Oh, I know fanatic members of the Church of the Holy Smoke Haters have a new catechism that says smokers are killing their kids with second hand smoke, and everyone else for that matter. The new weapon sounds ominous and convincing until you check out the research that Joe exposes as junk science, and find out, for example, that second hand smoke in the worst of circumstances is the equivalent of one cigarette a day. There is no research that shows such a small exposure affects anyone’s health. Trust me on that, I’m a doctor. However, the doctor, lawyer, schoolteacher, politician nanny crowd have taken up the chant. No more risks, no more deaths, no more smoke. They chant, they rant, they intimidate hand wringing politicians into interfering in peoples lives. The new rule is, if you can smell it, it will kill you. Well, I am an emergency physican, and I know what it takes to kill you. Second hand smoke is not even on the list.
Joe give the prisses a couple of good Chicago jabs, and creates a nice healthy space between their attitudes and what should be the rule of a free and civil society—mind your own damn business, and quit claiming injuries based on your ____ anxieties. The Church of the Holy Smoke Haters is built on anxiety, the precautionary principle and the elitist belief that being smart, or thinking you are smart, gives you the right to make other people better, and boss them around.
There is a world of difference between Mike Ditka and the prudes of the Church. Mike bosses because it’s his job. Prudes boss because they suffer from delusions that they are superior.
Joe Bast in this book of essays, takes a couple of swings at that modern elitist conceits and meddling attitudes, he discusses in a sensible way how they have generated junk science to get their way, and he reminds us that civility is a little more substantial than worrying about the hypersensitive mouthy members of society. Find me a whiner and I’ll show you a taker, not a giver. The anti smoker crowd take civility and courtesy out of the world. Their lives are dark holes of malicious dislike of their fellow man. They want things to change to their idea of aesthetics. Hey, you fat people, are you listening? Joe Bast is your friend, he believes in the old fashioned version of society, only interfering with individuals when necessary, and not cooking up excuses for being boss.
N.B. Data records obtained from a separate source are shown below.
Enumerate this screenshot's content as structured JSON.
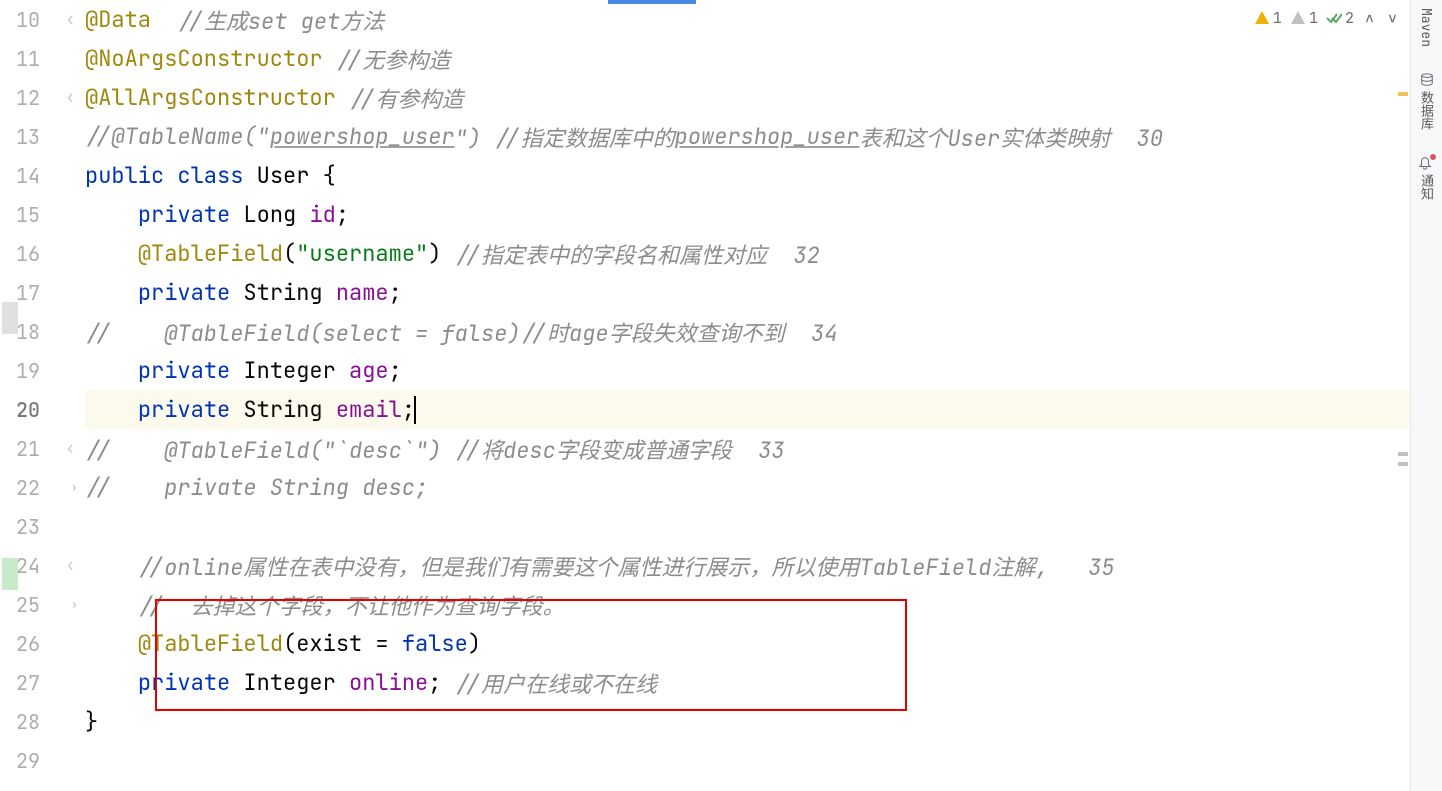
{
  "lines": {
    "start": 10,
    "current": 20,
    "end": 29
  },
  "code": {
    "l10_anno": "@Data",
    "l10_cmt": "  //生成set get方法",
    "l11_anno": "@NoArgsConstructor",
    "l11_cmt": " //无参构造",
    "l12_anno": "@AllArgsConstructor",
    "l12_cmt": " //有参构造",
    "l13_cmt1": "//@TableName(\"",
    "l13_cmt_u": "powershop_user",
    "l13_cmt2": "\") //指定数据库中的",
    "l13_cmt_u2": "powershop_user",
    "l13_cmt3": "表和这个User实体类映射  30",
    "l14_kw1": "public",
    "l14_kw2": "class",
    "l14_type": "User",
    "l14_brace": " {",
    "l15_kw": "private",
    "l15_type": "Long",
    "l15_field": "id",
    "l16_anno": "@TableField",
    "l16_paren": "(",
    "l16_str": "\"username\"",
    "l16_paren2": ")",
    "l16_cmt": " //指定表中的字段名和属性对应  32",
    "l17_kw": "private",
    "l17_type": "String",
    "l17_field": "name",
    "l18_cmt": "//    @TableField(select = false)//时age字段失效查询不到  34",
    "l19_kw": "private",
    "l19_type": "Integer",
    "l19_field": "age",
    "l20_kw": "private",
    "l20_type": "String",
    "l20_field": "email",
    "l21_cmt": "//    @TableField(\"`desc`\") //将desc字段变成普通字段  33",
    "l22_cmt": "//    private String desc;",
    "l24_cmt": "//online属性在表中没有，但是我们有需要这个属性进行展示，所以使用TableField注解,   35",
    "l25_cmt": "//  去掉这个字段，不让他作为查询字段。",
    "l26_anno": "@TableField",
    "l26_paren": "(exist = ",
    "l26_kw": "false",
    "l26_paren2": ")",
    "l27_kw": "private",
    "l27_type": "Integer",
    "l27_field": "online",
    "l27_cmt": " //用户在线或不在线",
    "l28_brace": "}"
  },
  "inspections": {
    "warn1": "1",
    "warn2": "1",
    "check": "2"
  },
  "sidebar": {
    "maven": "Maven",
    "database": "数据库",
    "notif": "通知"
  }
}
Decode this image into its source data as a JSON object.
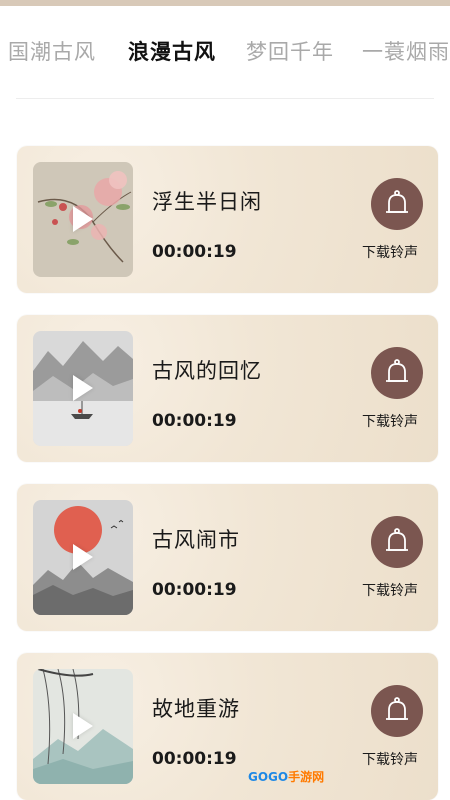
{
  "tabs": [
    {
      "label": "国潮古风",
      "active": false
    },
    {
      "label": "浪漫古风",
      "active": true
    },
    {
      "label": "梦回千年",
      "active": false
    },
    {
      "label": "一蓑烟雨",
      "active": false
    }
  ],
  "ringtones": [
    {
      "title": "浮生半日闲",
      "duration": "00:00:19",
      "download_label": "下载铃声",
      "thumb_icon": "flower-painting"
    },
    {
      "title": "古风的回忆",
      "duration": "00:00:19",
      "download_label": "下载铃声",
      "thumb_icon": "landscape-boat-painting"
    },
    {
      "title": "古风闹市",
      "duration": "00:00:19",
      "download_label": "下载铃声",
      "thumb_icon": "red-sun-mountain-painting"
    },
    {
      "title": "故地重游",
      "duration": "00:00:19",
      "download_label": "下载铃声",
      "thumb_icon": "willow-painting"
    }
  ],
  "watermark": {
    "part1": "GOGO",
    "part2": "手游网"
  },
  "colors": {
    "card_bg": "#f1e6d5",
    "download_button": "#7b5650",
    "active_tab": "#111111",
    "inactive_tab": "#a9a9a9"
  }
}
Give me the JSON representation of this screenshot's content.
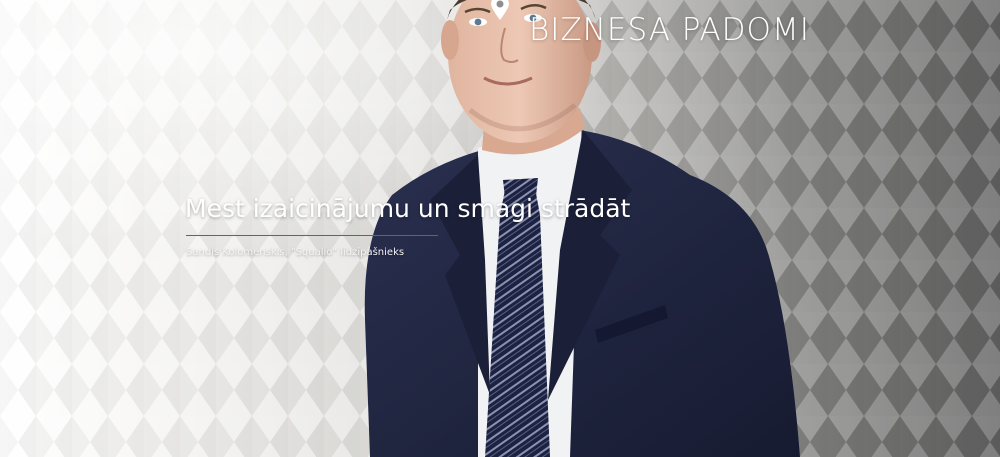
{
  "brand": {
    "title": "BIZNESA PADOMI",
    "icon": "map-pin-icon",
    "color": "#ffffff"
  },
  "article": {
    "headline": "Mest izaicinājumu un smagi strādāt",
    "byline": "Sandis Kolomenskis, \"Squalio\" līdzīpašnieks",
    "accent_color": "#c73a3c"
  }
}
But Joe, how do you expect to run a think tank dependent on rich old men and ladies for their contributions when you admit to smoking a Swisher Sweet every night? A 30 cent cigar and you expect to be invited to fancy soirees? What will the policy wonks think? Being a common man only goes so far, Joe say you’re smoking something from Nat Sherman, purveyor of fine cigars, and claim that it’s for medicinal purposes.
Did you know, Joe that a study of British Physicians who smoked less than ten cigarettes a day showed they lived longer than non smokers. Cigarette smoke appears, in moderation to be good for preventing dementia and colitis, family quarrels, and it steadies the nerves before and after important sexual encounters. Aristotle said it best—all things in moderation.